International Hepato-Pancreato-Biliary Association
HPB Blog, November 2017
Improving our Optics on Predicting Outcomes
With advances in our ability to perform complex hepatobiliary and pancreatic operations in patients with increasingly advanced disease, careful patient selection utilizing multiple optics is critical to optimizing outcomes. In the current issue of HPB, several authors critically evaluate prognostic indicators and imaging features which predict (or fail to predict) a patient’s peri-operative and longterm outcome.
The appropriate selection of patients for surgery with advanced hepatobiliary and pancreatic malignancy is paramount to achieving outcomes which result in improved quality and quantity of life. Counseling patients faced with these difficult decisions requires prognostic information which can support informed decision-making regarding treatment options and the potential morbidity and outcomes of each. This month in HPB Wen and colleagues evaluate the role of CEA and CA 19-9 in predicting an R0 resection and overall survival in patients with apparent resectable gallbladder cancer. The Heidelberg group describes the selection of patients with locally advanced pancreatic adenocarcinoma who benefit from exploration and resection, and describe an artery preserving operative approach which they call the TRIANGLE operation. In patients with unresectable hilar cholangiocarcinoma, Gaspersz and colleagues evaluate the validity of poor prognostic factors on predicting conditional survival over time.
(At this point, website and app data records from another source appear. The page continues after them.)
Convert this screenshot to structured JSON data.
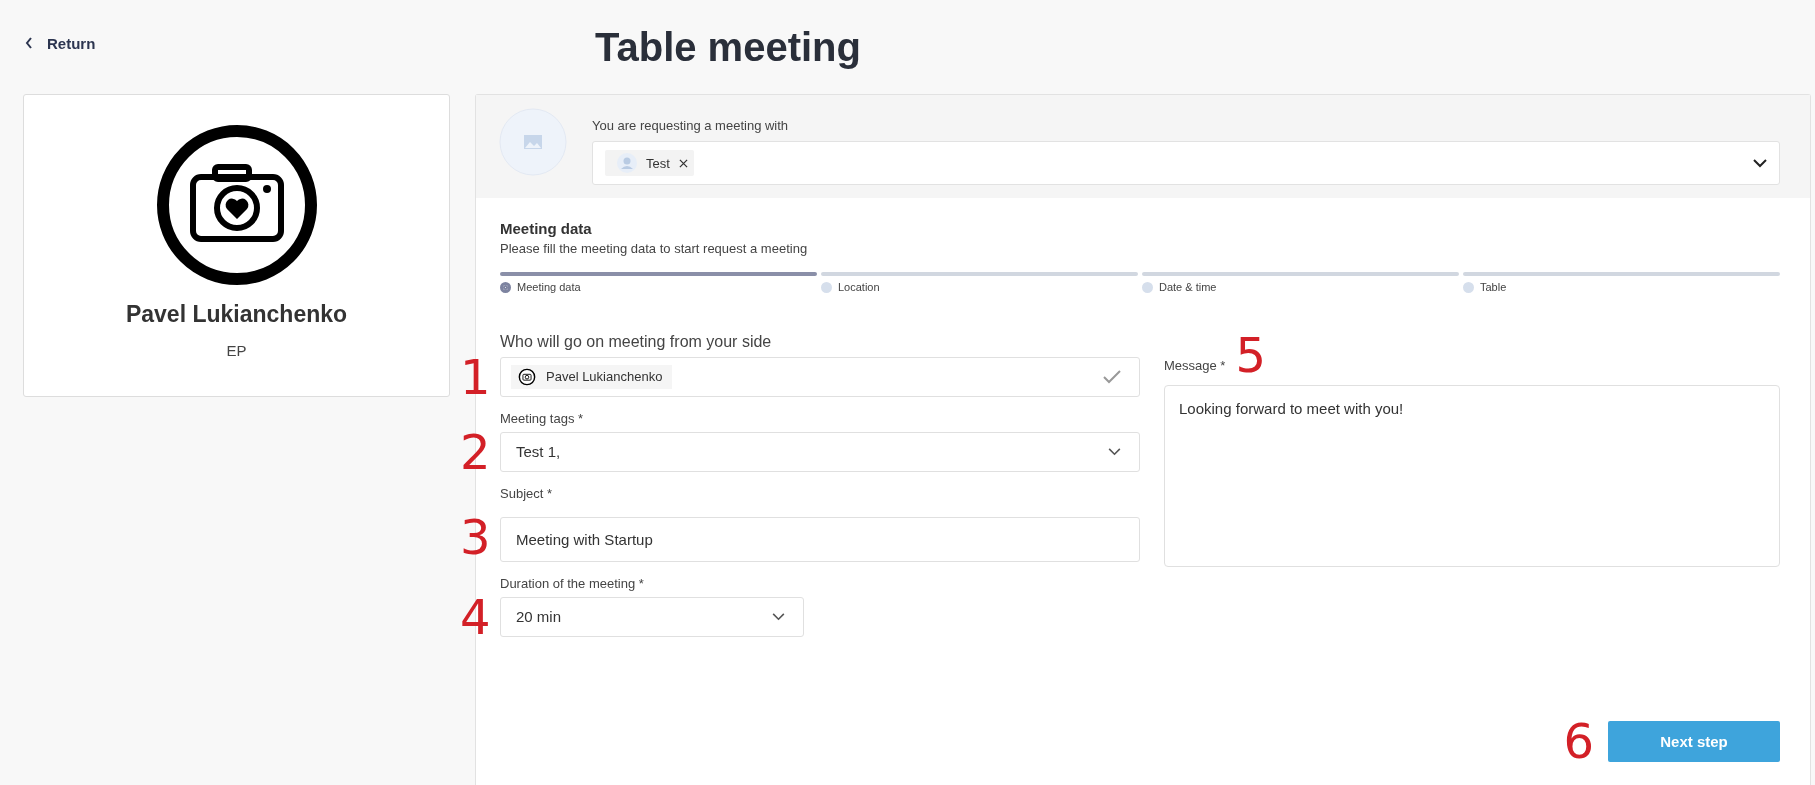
{
  "back_link": "Return",
  "title": "Table meeting",
  "profile": {
    "name": "Pavel Lukianchenko",
    "role": "EP"
  },
  "request": {
    "label": "You are requesting a meeting with",
    "chips": [
      {
        "label": "Test"
      }
    ]
  },
  "section": {
    "heading": "Meeting data",
    "subtitle": "Please fill the meeting data to start request a meeting"
  },
  "steps": [
    {
      "label": "Meeting data",
      "selected": true
    },
    {
      "label": "Location",
      "selected": false
    },
    {
      "label": "Date & time",
      "selected": false
    },
    {
      "label": "Table",
      "selected": false
    }
  ],
  "fields": [
    {
      "kind": "people",
      "label": "Who will go on meeting from your side",
      "value": "Pavel Lukianchenko",
      "callout": "1"
    },
    {
      "kind": "select",
      "label": "Meeting tags *",
      "value": "Test 1,",
      "callout": "2"
    },
    {
      "kind": "input",
      "label": "Subject *",
      "value": "Meeting with Startup",
      "callout": "3"
    },
    {
      "kind": "picker",
      "label": "Duration of the meeting *",
      "value": "20 min",
      "callout": "4"
    }
  ],
  "message": {
    "label": "Message *",
    "value": "Looking forward to meet with you!",
    "callout": "5"
  },
  "next_button": {
    "label": "Next step",
    "callout": "6"
  }
}
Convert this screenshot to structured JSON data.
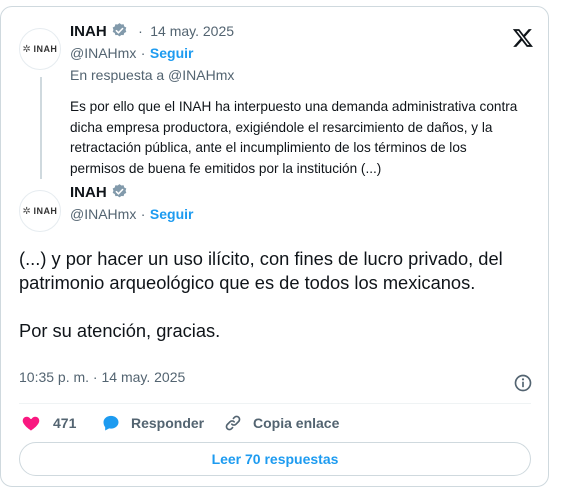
{
  "reply_tweet": {
    "author_name": "INAH",
    "avatar_text": "INAH",
    "date_separator": "·",
    "date": "14 may. 2025",
    "handle": "@INAHmx",
    "handle_separator": "·",
    "follow_label": "Seguir",
    "in_reply_to": "En respuesta a @INAHmx",
    "text": "Es por ello que el INAH ha interpuesto una demanda administrativa contra dicha empresa productora, exigiéndole el resarcimiento de daños, y la retractación pública, ante el incumplimiento de los términos de los permisos de buena fe emitidos por la institución (...)"
  },
  "main_tweet": {
    "author_name": "INAH",
    "avatar_text": "INAH",
    "handle": "@INAHmx",
    "handle_separator": "·",
    "follow_label": "Seguir",
    "paragraph_1": "(...) y por hacer un uso ilícito, con fines de lucro privado, del patrimonio arqueológico que es de todos los mexicanos.",
    "paragraph_2": "Por su atención, gracias.",
    "timestamp": "10:35 p. m. · 14 may. 2025"
  },
  "actions": {
    "like_count": "471",
    "reply_label": "Responder",
    "copy_link_label": "Copia enlace",
    "read_replies_label": "Leer 70 respuestas"
  },
  "colors": {
    "accent": "#1d9bf0",
    "like": "#f91880",
    "muted": "#536471",
    "border": "#cfd9de"
  },
  "icons": [
    "x-logo-icon",
    "verified-badge-icon",
    "info-icon",
    "heart-icon",
    "reply-bubble-icon",
    "link-icon"
  ]
}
Two articles focus on the evaluation of peri-operative risk factors for anticipating increased morbidity and mortality following hepatic resection and pancreaticoduodenectomy. Stiles et al. evaluates predictors and implications of unplanned conversion during minimally invasive hepatectomy utilizing data from the ACS-NSQIP HPB module, and Watanabe and colleagues evaluate the impact of decreased preoperative FXIII activity on bleeding during pancreaticoduodenectomy. Prospective collection of these peri-operative data elements will allow us to better understand how we can continue to improve peri-operative outcomes in HPB surgical patients.
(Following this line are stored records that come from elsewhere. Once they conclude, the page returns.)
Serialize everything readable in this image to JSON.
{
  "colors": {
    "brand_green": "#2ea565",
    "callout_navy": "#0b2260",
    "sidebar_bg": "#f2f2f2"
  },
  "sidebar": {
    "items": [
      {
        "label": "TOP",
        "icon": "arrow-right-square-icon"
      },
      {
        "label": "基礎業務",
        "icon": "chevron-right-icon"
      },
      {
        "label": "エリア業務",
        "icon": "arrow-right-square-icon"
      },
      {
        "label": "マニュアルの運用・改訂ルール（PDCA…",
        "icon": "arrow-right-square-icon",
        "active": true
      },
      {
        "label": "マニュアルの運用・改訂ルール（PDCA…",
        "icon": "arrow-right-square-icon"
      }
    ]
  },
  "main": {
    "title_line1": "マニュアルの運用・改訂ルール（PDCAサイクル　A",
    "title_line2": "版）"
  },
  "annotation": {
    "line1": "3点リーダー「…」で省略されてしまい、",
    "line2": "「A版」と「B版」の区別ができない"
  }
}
As imaging technology continues to evolve, more and more information can be gleaned pre-operatively. Imaging techniques and features can begin to provide information about potential tumor biology and other information beyond simple resectability status. In this month’s issue, Zamboni et al. evaluate CT features associated with tumor grade, and describe features which allow for the identification of low and high grade pancreatic neuroendocrine tumors. Jhaveri and colleagues then report on the predictive ability of gadoxetic acid-enhanced liver MRI in the identification of less than 1 cm colorectal metastases following chemotherapy. They found that Eovist enhanced MRI may alter the surgical plan in almost half of the patients with colorectal liver metastases scheduled for liver resection following chemotherapy.
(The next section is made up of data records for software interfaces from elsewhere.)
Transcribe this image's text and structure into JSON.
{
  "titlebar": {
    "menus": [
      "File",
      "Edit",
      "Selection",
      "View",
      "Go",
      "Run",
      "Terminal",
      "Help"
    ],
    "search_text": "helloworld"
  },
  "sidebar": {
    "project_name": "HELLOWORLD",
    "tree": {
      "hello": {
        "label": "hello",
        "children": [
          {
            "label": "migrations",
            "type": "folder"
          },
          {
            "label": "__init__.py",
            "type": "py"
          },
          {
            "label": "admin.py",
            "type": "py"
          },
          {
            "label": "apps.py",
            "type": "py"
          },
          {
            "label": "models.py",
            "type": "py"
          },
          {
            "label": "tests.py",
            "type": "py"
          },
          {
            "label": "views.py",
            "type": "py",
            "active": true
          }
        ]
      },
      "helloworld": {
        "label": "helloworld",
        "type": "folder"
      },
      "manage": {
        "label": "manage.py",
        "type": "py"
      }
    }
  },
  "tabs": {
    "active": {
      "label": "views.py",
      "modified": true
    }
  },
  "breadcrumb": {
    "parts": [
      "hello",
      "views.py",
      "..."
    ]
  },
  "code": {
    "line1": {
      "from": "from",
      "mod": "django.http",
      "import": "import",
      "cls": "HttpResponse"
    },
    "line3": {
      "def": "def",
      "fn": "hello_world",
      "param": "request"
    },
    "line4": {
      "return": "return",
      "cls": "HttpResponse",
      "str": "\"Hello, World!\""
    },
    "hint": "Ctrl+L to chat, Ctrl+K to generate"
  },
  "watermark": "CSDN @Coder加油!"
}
Two additional studies this month focused on standardization and regionalization of HPB surgical care. Kagedan et al. report on the economics of implementing an enhanced recovery pathway after pancreatic surgery, and report significant reduction in direct costs in patients treated on a pathway versus those not. Salami, Alvarez, and Joshi then explored the application of guideline standards for patients treated in various regions of the United States with a diagnosis of pancreatic adenocarcinoma. The continued challenge of centralization of HPB surgical care is further highlighted in a letter to the Editor which follows authored by Ansari, Dervenis, Friess, and Andersson.
Read all of these articles and more in the November Issue of HPB!